━━━━━ INFORMATION

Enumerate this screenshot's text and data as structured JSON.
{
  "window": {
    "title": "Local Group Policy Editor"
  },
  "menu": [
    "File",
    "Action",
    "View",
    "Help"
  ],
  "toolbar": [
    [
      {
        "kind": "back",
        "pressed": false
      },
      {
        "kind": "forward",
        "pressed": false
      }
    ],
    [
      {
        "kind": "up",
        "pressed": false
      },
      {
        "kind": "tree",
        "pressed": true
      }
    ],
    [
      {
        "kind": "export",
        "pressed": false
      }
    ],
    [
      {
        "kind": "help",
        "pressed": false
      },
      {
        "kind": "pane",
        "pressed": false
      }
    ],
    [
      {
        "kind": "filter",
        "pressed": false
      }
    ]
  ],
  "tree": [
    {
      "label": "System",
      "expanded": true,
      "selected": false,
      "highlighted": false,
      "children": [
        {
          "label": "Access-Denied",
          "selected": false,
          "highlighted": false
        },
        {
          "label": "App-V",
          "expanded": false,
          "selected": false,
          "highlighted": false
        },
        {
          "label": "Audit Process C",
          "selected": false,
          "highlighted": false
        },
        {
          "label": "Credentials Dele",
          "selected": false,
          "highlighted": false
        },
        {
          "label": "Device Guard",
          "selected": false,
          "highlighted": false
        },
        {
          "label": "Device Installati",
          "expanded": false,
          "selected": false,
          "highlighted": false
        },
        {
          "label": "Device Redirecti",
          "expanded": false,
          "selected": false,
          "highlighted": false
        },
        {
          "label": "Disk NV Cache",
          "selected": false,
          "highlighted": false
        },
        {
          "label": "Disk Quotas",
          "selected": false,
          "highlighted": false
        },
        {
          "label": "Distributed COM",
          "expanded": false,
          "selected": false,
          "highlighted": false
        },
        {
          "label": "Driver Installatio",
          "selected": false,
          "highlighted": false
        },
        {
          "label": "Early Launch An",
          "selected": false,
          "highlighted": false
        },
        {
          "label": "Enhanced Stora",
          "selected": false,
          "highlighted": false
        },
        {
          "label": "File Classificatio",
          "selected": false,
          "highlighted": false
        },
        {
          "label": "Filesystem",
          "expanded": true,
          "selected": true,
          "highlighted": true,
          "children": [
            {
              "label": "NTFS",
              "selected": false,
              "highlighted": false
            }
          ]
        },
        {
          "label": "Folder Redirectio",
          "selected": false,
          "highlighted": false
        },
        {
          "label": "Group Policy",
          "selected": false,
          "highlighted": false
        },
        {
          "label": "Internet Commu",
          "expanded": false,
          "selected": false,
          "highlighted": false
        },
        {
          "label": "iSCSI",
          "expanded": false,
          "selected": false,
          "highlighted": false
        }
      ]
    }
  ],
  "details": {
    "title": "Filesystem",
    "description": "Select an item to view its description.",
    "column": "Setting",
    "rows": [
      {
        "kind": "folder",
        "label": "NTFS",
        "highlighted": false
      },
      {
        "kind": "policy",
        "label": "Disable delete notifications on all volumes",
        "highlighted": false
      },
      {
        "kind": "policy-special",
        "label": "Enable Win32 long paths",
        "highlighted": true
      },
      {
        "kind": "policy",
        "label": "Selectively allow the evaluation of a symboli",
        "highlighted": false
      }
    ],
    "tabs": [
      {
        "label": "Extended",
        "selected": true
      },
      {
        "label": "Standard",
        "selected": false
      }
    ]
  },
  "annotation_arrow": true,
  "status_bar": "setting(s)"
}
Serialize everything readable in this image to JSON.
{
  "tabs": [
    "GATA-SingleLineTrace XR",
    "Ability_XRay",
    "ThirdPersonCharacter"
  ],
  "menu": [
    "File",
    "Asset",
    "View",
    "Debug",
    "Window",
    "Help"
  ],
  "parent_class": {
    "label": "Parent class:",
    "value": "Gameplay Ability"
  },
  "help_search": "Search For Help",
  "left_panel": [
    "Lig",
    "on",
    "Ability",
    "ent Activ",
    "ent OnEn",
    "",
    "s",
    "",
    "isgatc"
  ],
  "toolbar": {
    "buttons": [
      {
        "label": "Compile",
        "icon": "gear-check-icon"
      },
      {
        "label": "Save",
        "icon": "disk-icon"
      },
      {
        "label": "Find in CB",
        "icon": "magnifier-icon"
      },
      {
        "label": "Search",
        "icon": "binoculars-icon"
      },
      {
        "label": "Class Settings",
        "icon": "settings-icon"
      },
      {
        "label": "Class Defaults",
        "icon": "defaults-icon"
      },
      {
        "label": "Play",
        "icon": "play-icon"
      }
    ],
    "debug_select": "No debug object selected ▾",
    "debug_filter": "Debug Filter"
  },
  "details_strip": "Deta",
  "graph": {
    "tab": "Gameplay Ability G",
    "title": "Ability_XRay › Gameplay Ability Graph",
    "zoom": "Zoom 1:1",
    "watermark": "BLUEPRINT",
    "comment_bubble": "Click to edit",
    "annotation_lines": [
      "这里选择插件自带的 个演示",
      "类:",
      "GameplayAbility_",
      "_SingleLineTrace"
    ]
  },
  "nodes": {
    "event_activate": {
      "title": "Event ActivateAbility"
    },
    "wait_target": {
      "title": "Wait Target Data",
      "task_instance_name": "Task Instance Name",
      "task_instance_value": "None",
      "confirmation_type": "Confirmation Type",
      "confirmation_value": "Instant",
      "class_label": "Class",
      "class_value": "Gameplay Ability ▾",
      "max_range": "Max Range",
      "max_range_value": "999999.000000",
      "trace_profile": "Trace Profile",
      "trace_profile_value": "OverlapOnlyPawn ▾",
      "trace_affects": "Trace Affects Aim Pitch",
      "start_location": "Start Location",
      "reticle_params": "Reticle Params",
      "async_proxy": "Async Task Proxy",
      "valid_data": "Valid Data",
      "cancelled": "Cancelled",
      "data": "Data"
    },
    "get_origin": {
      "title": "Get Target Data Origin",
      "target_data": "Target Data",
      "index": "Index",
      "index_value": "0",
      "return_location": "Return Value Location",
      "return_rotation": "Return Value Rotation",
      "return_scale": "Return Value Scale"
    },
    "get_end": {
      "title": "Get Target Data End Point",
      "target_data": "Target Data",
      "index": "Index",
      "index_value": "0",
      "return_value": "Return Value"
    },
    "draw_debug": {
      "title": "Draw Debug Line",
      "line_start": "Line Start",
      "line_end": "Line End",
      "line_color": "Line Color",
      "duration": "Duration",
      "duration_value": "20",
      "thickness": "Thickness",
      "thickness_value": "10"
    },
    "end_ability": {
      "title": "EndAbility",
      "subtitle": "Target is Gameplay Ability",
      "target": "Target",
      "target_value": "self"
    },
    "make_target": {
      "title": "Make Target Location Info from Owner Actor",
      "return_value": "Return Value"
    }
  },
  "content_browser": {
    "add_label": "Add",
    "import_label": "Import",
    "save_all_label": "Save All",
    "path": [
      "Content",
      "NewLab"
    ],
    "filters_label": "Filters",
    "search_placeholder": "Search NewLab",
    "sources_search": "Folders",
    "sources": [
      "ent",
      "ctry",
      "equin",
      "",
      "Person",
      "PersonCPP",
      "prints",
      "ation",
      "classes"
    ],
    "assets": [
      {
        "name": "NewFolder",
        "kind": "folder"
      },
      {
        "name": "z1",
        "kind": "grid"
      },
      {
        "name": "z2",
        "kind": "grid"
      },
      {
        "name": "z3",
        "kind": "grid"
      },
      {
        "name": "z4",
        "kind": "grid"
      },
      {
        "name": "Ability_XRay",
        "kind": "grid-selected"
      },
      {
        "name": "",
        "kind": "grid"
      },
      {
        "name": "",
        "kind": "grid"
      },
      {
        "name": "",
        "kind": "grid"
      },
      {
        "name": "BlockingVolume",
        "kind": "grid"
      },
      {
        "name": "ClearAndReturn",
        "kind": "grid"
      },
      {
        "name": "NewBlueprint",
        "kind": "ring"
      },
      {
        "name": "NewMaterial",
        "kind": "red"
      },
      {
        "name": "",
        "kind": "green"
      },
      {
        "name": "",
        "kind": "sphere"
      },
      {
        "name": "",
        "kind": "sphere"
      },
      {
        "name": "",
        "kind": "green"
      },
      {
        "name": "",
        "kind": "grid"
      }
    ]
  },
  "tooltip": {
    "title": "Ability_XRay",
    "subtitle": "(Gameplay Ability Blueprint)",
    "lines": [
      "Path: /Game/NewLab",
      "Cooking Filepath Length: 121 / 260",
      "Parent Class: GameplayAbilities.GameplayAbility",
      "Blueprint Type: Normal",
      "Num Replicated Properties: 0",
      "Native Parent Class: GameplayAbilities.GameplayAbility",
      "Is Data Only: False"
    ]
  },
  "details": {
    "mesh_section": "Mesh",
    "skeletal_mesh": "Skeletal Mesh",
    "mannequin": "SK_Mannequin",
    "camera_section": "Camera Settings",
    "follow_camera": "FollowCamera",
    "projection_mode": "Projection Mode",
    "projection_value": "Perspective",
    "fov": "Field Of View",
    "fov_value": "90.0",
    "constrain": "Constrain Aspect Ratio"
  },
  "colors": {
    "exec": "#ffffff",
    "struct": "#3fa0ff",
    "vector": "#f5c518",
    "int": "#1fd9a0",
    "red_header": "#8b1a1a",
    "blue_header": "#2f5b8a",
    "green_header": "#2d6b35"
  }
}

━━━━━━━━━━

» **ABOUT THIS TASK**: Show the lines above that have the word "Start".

» **ANSWER SPACE**:
      "start_location": "Start Location",
      "line_start": "Line Start",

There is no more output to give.